Ako Mitchell has a field day with a variety of roles and while he is excellent in them all (I particularly liked his final cameo as the businessman who wants to franchise Audrey II worldwide, thereby ensuring the destruction of humankind) he really shines as the demented, dangerous and downright sadistic dentist, Orin Scrivello DDS. Wisely, Mitchell never seeks sympathy for Scrivello, the man who hits his girlfriend (Audrey), relishes in inflicting pain on his patients (his small scene with James Charlton as his hapless patient saw them both in superb form) but revels in highlighting his toxic persona. Vocally, he is pure gold; his delivery of Dentist! was assured, funny and full of energy.
The trio of urchins are dynamite: Ellena Vincent, Ibinabo Jack and Joelle Moses. They each have powerful, resonant voices with remarkable tops; they harmonise explosively and bring real brio to everything they do. Fearless, sexy and perfect, in their glittery gowns or street wear, this is as formidable a trio as one could hope for. Skid Row and the title song were performed with real guts, voice and style. Winners all.

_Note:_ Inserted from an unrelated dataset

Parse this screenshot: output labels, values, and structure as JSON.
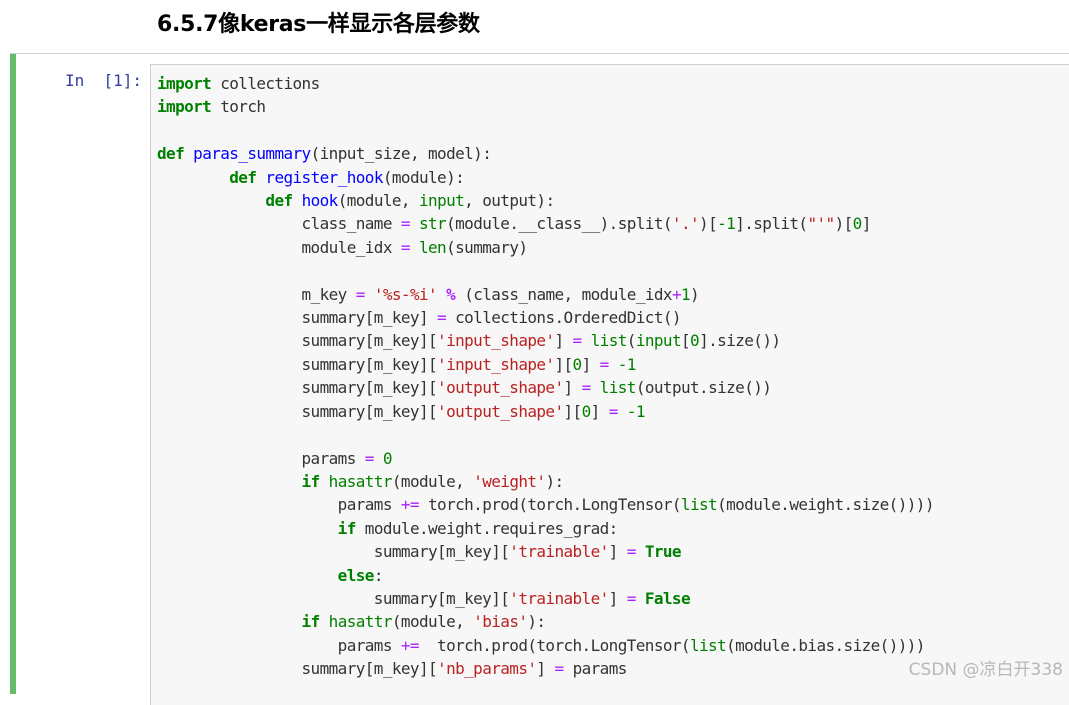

Tim Jackson has double duty, as Musical Director and Choroegrapher. He discharges both roles with distinction – especially good was the routine with the telephones in Call Back In The Morning which opens Act Two. And, as mentioned above, the staging of Somewhere That’s Green was magical. From a musical point of view, there are no weaknesses vocally; everything is sung properly and as Menken’s score requires.
As always, there could have been a bigger orchestra, especially brass and wind instruments, but the small ensemble worked effectively in the space. Richard Brooker’s sound design was too loud for my ears, especially in such an intimate space with singers who can achieve nuance in vocal lines. Not everything needs to be pumped through the sound system at 10 on the musical equivalent of the Richter Scale.
Richard Howell’s lighting design was very effective – moods created by the actors were sustained and emphasised by the lighting. And the entire blackout at a critical plot point was a genius moment.
Bond’s production of Little Shop Of Horrors is remarkably good, truly inventive. It is a credit to the Royal Exchange Theatre that they can produce such quality musical theatre by relying on what seem to be old-fashioned values (going by the West End anyway): excellent material, the right director and designer, and a cast all of whom who can actually act, sing and dance to give full measure to every musical and theatrical aspect of the production.
Go to Manchester and enjoy some gore, glitter and great singing and acting. Not to mention splendid puppetry.
Little Shop Of Horrors runs til 31 January at the Royal Exchange Theatre, Manchester.